(Raw data)
● ● ● ● ●
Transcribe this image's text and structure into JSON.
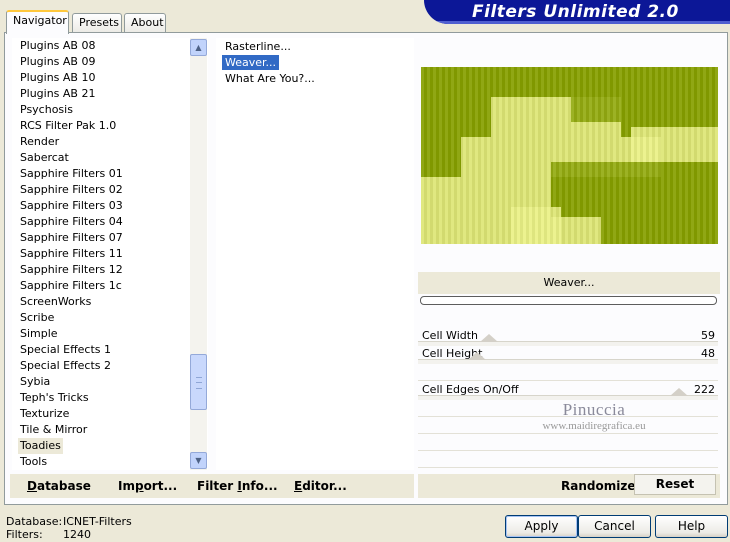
{
  "window": {
    "banner_title": "Filters Unlimited 2.0"
  },
  "tabs": [
    {
      "label": "Navigator",
      "active": true
    },
    {
      "label": "Presets",
      "active": false
    },
    {
      "label": "About",
      "active": false
    }
  ],
  "categories": {
    "items": [
      "Plugins AB 08",
      "Plugins AB 09",
      "Plugins AB 10",
      "Plugins AB 21",
      "Psychosis",
      "RCS Filter Pak 1.0",
      "Render",
      "Sabercat",
      "Sapphire Filters 01",
      "Sapphire Filters 02",
      "Sapphire Filters 03",
      "Sapphire Filters 04",
      "Sapphire Filters 07",
      "Sapphire Filters 11",
      "Sapphire Filters 12",
      "Sapphire Filters 1c",
      "ScreenWorks",
      "Scribe",
      "Simple",
      "Special Effects 1",
      "Special Effects 2",
      "Sybia",
      "Teph's Tricks",
      "Texturize",
      "Tile & Mirror",
      "Toadies",
      "Tools"
    ],
    "selected": "Toadies"
  },
  "filters": {
    "items": [
      "Rasterline...",
      "Weaver...",
      "What Are You?..."
    ],
    "selected": "Weaver..."
  },
  "preview": {
    "filter_name": "Weaver...",
    "colors": {
      "dark": "#87a000",
      "light": "#ecf28a"
    }
  },
  "params": [
    {
      "label": "Cell Width",
      "value": "59"
    },
    {
      "label": "Cell Height",
      "value": "48"
    },
    {
      "label": "Cell Edges On/Off",
      "value": "222"
    }
  ],
  "watermark": {
    "name": "Pinuccia",
    "url": "www.maidiregrafica.eu"
  },
  "tab_buttons": {
    "database": {
      "hot": "D",
      "rest": "atabase"
    },
    "import": {
      "pre": "Im",
      "hot": "p",
      "rest": "ort..."
    },
    "filter_info": {
      "pre": "Filter ",
      "hot": "I",
      "rest": "nfo..."
    },
    "editor": {
      "hot": "E",
      "rest": "ditor..."
    },
    "randomize": "Randomize",
    "reset": "Reset"
  },
  "footer": {
    "database_label": "Database:",
    "database_value": "ICNET-Filters",
    "filters_label": "Filters:",
    "filters_value": "1240",
    "apply": "Apply",
    "cancel": "Cancel",
    "help": "Help"
  }
}
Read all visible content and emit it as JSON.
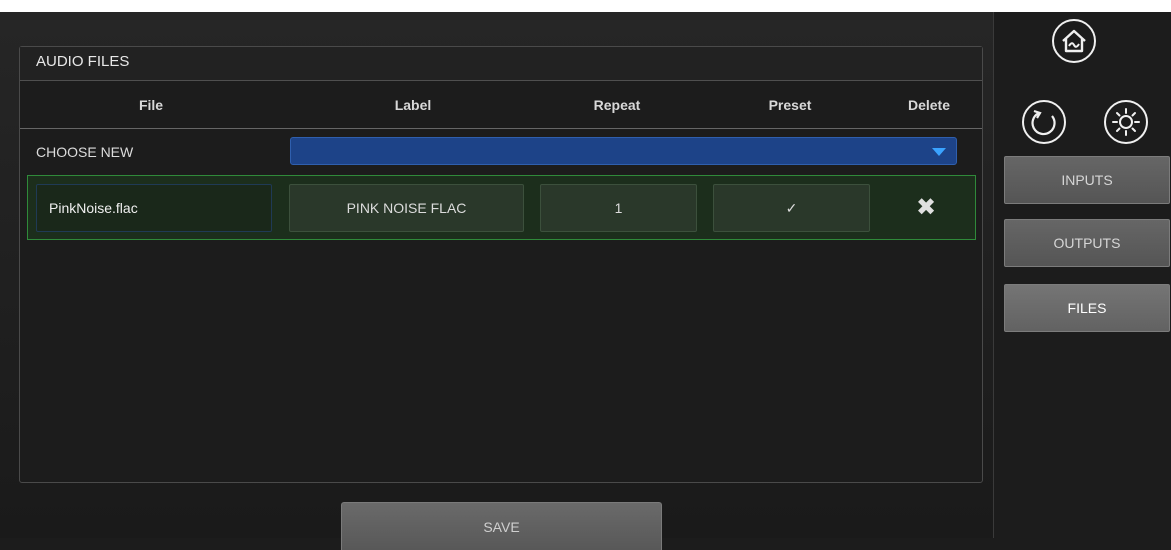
{
  "panel": {
    "title": "AUDIO FILES"
  },
  "columns": {
    "file": "File",
    "label": "Label",
    "repeat": "Repeat",
    "preset": "Preset",
    "delete": "Delete"
  },
  "choose": {
    "label": "CHOOSE NEW",
    "selected": ""
  },
  "files": [
    {
      "file": "PinkNoise.flac",
      "label": "PINK NOISE FLAC",
      "repeat": "1",
      "preset": "✓",
      "delete": "✖"
    }
  ],
  "actions": {
    "save_label": "SAVE"
  },
  "sidebar": {
    "icons": [
      "home-icon",
      "refresh-icon",
      "brightness-icon"
    ],
    "buttons": [
      {
        "label": "INPUTS",
        "active": false
      },
      {
        "label": "OUTPUTS",
        "active": false
      },
      {
        "label": "FILES",
        "active": true
      }
    ]
  },
  "colors": {
    "accent_blue": "#1d4388",
    "row_border": "#2f8a3a",
    "caret": "#3aa3ff"
  }
}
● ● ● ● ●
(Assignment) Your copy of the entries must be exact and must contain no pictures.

(Written answer)
Transcribe this image's text and structure into JSON.
{
  "window": {
    "banner_title": "Filters Unlimited 2.0"
  },
  "tabs": [
    {
      "label": "Navigator",
      "active": true
    },
    {
      "label": "Presets",
      "active": false
    },
    {
      "label": "About",
      "active": false
    }
  ],
  "categories": {
    "items": [
      "Plugins AB 08",
      "Plugins AB 09",
      "Plugins AB 10",
      "Plugins AB 21",
      "Psychosis",
      "RCS Filter Pak 1.0",
      "Render",
      "Sabercat",
      "Sapphire Filters 01",
      "Sapphire Filters 02",
      "Sapphire Filters 03",
      "Sapphire Filters 04",
      "Sapphire Filters 07",
      "Sapphire Filters 11",
      "Sapphire Filters 12",
      "Sapphire Filters 1c",
      "ScreenWorks",
      "Scribe",
      "Simple",
      "Special Effects 1",
      "Special Effects 2",
      "Sybia",
      "Teph's Tricks",
      "Texturize",
      "Tile & Mirror",
      "Toadies",
      "Tools"
    ],
    "selected": "Toadies"
  },
  "filters": {
    "items": [
      "Rasterline...",
      "Weaver...",
      "What Are You?..."
    ],
    "selected": "Weaver..."
  },
  "preview": {
    "filter_name": "Weaver...",
    "colors": {
      "dark": "#87a000",
      "light": "#ecf28a"
    }
  },
  "params": [
    {
      "label": "Cell Width",
      "value": "59"
    },
    {
      "label": "Cell Height",
      "value": "48"
    },
    {
      "label": "Cell Edges On/Off",
      "value": "222"
    }
  ],
  "watermark": {
    "name": "Pinuccia",
    "url": "www.maidiregrafica.eu"
  },
  "tab_buttons": {
    "database": {
      "hot": "D",
      "rest": "atabase"
    },
    "import": {
      "pre": "Im",
      "hot": "p",
      "rest": "ort..."
    },
    "filter_info": {
      "pre": "Filter ",
      "hot": "I",
      "rest": "nfo..."
    },
    "editor": {
      "hot": "E",
      "rest": "ditor..."
    },
    "randomize": "Randomize",
    "reset": "Reset"
  },
  "footer": {
    "database_label": "Database:",
    "database_value": "ICNET-Filters",
    "filters_label": "Filters:",
    "filters_value": "1240",
    "apply": "Apply",
    "cancel": "Cancel",
    "help": "Help"
  }
}
Read all visible content and emit it as JSON.
{
  "panel": {
    "title": "AUDIO FILES"
  },
  "columns": {
    "file": "File",
    "label": "Label",
    "repeat": "Repeat",
    "preset": "Preset",
    "delete": "Delete"
  },
  "choose": {
    "label": "CHOOSE NEW",
    "selected": ""
  },
  "files": [
    {
      "file": "PinkNoise.flac",
      "label": "PINK NOISE FLAC",
      "repeat": "1",
      "preset": "✓",
      "delete": "✖"
    }
  ],
  "actions": {
    "save_label": "SAVE"
  },
  "sidebar": {
    "icons": [
      "home-icon",
      "refresh-icon",
      "brightness-icon"
    ],
    "buttons": [
      {
        "label": "INPUTS",
        "active": false
      },
      {
        "label": "OUTPUTS",
        "active": false
      },
      {
        "label": "FILES",
        "active": true
      }
    ]
  },
  "colors": {
    "accent_blue": "#1d4388",
    "row_border": "#2f8a3a",
    "caret": "#3aa3ff"
  }
}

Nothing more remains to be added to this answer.